Alex Faaborg talks about the potential of the graphical keyboard interface as alternative to the mouse driven interaction of a lot of windowing toolkits. Alex discusses the tradeoffs associated with both interfaces. And presents a number of potential Firefox design solutions that use a key command language and a graphical feedback including:
- Keyboard-Based Web Search
- Keyboard-Based Microformat Detectors
Don Norman has discussed the return to a command-line interaction paradigm. This is primarily based in the predominance of search interfaces. David Beers shows the power of command languages beyond search for mobile devices. For mobile devices the language is limited to small tasks, i.e., a single verb-noun action. Alex presents an application vocabulary that also demonstrates a single verb-noun action. This initial grammar shows the immediate power of tools like Quicksilver and Enso. (Quicksilver has been a must-have application for me since sometime in 2004. I’ve been looking for a Windows launcher and Enso looks like it will do the trick nicely). Gina Tripani at LifeHacker discusses the efficiency of command-line interfaces. I wonder if there is a plugin to integrate Yubnub with Quicksilver.
Task languages are interesting. They require an understanding of the goals, tasks and operations that users can complete with your product. This sounds strangely like using GOMS to evaluate and understand the efficiency of applications. Picoformats were an interesting standard for an SMS command language. Services like Twitter have defined a lingo for interacting with the service. The Twitter lingo has both been defined and evolved out of the communities usage of the service (check out Nanoformats).
Command languages are emerging as effective way to interact with applications. The are appearing at the edges, where efficiency is incredibly important. Whether that’s through texting performance, or with expert users of web browsers. Jef Raskin’s The Humane Interface (and the Canon Cat user interface) was prescient in defining a keyboard-based task language. With Aza Raskin running Humanized, I’m looking forward to trying Enso as my launcher on Vista.

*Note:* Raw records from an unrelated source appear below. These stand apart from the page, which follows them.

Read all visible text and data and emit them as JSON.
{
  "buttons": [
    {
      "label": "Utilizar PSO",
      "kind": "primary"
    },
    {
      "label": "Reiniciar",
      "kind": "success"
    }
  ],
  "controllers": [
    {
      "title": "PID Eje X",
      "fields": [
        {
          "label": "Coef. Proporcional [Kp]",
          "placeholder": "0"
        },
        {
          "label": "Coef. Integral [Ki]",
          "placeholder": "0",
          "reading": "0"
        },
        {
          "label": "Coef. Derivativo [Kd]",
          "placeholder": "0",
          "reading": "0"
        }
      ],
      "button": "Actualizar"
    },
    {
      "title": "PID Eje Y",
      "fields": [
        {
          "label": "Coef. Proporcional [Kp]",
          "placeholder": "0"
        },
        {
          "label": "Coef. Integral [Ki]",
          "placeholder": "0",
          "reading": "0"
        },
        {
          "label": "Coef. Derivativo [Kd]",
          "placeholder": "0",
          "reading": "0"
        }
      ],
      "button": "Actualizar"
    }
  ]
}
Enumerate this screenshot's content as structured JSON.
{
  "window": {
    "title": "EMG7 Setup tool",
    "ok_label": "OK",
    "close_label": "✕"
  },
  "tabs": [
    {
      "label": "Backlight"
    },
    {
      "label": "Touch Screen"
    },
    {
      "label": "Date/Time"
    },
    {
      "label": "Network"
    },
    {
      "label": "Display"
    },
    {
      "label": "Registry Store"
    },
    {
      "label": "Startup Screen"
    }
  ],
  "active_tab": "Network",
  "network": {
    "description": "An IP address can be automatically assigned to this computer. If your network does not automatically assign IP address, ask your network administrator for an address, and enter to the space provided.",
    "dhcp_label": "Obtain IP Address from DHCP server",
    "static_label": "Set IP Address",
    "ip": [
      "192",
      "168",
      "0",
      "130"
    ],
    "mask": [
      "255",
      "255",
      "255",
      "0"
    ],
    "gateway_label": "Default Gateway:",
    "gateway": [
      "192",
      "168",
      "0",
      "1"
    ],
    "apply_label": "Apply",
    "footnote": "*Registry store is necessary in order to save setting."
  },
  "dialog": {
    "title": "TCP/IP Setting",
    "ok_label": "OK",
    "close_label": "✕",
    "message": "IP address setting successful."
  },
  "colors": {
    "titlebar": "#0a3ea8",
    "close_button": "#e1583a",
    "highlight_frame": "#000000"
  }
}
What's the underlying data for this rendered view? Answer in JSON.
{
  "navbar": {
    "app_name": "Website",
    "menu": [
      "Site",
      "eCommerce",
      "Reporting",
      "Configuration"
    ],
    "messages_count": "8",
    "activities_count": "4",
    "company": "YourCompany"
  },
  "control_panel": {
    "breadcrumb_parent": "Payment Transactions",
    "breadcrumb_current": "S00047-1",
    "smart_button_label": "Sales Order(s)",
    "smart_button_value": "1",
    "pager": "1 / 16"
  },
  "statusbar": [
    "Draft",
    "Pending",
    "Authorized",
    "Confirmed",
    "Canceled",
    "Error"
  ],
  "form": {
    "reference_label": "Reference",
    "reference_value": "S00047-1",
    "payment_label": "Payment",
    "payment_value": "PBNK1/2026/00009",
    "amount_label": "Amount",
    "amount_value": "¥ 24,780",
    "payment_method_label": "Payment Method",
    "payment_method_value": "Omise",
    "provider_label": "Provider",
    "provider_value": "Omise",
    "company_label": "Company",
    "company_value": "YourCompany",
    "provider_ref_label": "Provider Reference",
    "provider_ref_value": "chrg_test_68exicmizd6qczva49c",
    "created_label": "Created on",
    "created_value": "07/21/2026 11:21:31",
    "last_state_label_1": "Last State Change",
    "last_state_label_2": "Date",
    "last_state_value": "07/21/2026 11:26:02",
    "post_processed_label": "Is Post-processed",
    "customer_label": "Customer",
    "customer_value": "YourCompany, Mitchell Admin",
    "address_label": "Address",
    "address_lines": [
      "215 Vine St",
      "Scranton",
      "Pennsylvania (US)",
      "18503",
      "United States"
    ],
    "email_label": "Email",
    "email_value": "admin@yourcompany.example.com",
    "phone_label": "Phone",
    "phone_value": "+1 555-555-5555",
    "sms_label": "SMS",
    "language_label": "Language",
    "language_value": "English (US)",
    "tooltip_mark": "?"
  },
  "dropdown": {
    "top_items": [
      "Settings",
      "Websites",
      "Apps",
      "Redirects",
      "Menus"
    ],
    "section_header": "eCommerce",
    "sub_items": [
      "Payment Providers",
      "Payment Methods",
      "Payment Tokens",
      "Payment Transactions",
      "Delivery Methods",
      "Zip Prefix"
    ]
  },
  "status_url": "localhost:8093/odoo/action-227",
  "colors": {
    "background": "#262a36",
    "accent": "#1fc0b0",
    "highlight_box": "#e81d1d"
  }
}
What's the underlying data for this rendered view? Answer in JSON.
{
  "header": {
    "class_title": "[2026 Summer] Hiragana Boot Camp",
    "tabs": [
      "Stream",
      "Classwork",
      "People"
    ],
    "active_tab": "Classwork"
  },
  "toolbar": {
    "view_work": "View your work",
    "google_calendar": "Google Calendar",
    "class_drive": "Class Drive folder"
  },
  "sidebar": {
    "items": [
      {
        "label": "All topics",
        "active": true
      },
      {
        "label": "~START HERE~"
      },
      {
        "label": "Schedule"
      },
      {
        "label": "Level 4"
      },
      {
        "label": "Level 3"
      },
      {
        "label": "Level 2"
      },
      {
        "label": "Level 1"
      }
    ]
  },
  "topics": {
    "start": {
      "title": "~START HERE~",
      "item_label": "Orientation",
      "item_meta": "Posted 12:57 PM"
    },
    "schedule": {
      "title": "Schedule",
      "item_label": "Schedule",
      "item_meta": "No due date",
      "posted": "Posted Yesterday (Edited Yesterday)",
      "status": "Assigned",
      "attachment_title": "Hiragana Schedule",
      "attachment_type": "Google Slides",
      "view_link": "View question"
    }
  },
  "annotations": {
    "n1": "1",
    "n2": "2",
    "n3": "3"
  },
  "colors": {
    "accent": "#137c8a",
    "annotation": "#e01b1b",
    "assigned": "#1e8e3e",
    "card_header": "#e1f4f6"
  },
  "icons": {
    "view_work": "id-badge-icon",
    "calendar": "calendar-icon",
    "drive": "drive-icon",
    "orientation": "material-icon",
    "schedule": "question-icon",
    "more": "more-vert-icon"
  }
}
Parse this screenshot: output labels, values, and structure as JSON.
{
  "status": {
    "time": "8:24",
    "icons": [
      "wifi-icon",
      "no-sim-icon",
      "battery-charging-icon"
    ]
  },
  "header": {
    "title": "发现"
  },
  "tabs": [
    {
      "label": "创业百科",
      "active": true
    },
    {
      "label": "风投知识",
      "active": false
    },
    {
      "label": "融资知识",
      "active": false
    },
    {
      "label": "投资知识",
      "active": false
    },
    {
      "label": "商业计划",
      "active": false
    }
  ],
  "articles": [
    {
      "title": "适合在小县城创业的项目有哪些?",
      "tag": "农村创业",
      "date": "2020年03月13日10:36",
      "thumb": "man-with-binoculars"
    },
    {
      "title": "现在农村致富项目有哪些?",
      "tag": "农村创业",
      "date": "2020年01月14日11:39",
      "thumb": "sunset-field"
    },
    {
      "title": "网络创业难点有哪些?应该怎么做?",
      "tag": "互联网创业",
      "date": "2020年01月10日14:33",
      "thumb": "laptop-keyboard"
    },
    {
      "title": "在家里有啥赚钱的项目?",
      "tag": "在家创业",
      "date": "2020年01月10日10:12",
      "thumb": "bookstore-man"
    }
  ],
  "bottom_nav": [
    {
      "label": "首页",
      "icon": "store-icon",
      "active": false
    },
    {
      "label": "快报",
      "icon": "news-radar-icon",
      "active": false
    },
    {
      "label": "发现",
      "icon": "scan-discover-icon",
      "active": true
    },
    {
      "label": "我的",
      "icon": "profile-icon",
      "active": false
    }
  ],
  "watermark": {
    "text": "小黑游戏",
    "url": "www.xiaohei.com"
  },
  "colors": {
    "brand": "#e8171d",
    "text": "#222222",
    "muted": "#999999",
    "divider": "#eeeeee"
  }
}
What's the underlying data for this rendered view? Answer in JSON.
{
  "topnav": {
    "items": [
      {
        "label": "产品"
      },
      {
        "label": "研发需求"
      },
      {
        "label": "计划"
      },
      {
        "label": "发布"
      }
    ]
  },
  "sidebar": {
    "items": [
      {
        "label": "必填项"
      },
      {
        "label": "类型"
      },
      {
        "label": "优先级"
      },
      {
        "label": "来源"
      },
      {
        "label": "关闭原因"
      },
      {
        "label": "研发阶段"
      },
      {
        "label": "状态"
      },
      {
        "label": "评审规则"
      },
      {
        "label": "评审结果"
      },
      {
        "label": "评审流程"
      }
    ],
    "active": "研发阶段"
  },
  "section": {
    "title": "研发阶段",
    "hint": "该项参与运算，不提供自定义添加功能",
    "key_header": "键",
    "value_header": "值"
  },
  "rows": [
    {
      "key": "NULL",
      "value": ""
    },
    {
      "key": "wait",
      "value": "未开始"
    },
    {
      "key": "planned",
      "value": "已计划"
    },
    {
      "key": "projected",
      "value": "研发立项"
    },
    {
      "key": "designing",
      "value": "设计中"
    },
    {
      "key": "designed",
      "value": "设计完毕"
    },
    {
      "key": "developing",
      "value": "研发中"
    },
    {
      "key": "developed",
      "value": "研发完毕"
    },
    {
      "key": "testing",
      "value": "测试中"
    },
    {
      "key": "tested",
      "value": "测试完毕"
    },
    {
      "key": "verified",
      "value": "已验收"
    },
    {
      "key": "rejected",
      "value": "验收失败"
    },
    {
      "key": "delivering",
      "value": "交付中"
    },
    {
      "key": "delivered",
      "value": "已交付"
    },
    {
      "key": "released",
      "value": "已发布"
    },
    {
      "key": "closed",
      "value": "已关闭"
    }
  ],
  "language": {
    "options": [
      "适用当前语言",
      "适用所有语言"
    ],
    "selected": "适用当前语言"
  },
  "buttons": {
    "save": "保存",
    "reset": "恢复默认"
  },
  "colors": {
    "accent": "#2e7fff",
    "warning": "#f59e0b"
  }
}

My favourite obscure reference today was a comparison of Bumptop to Microsoft Bob.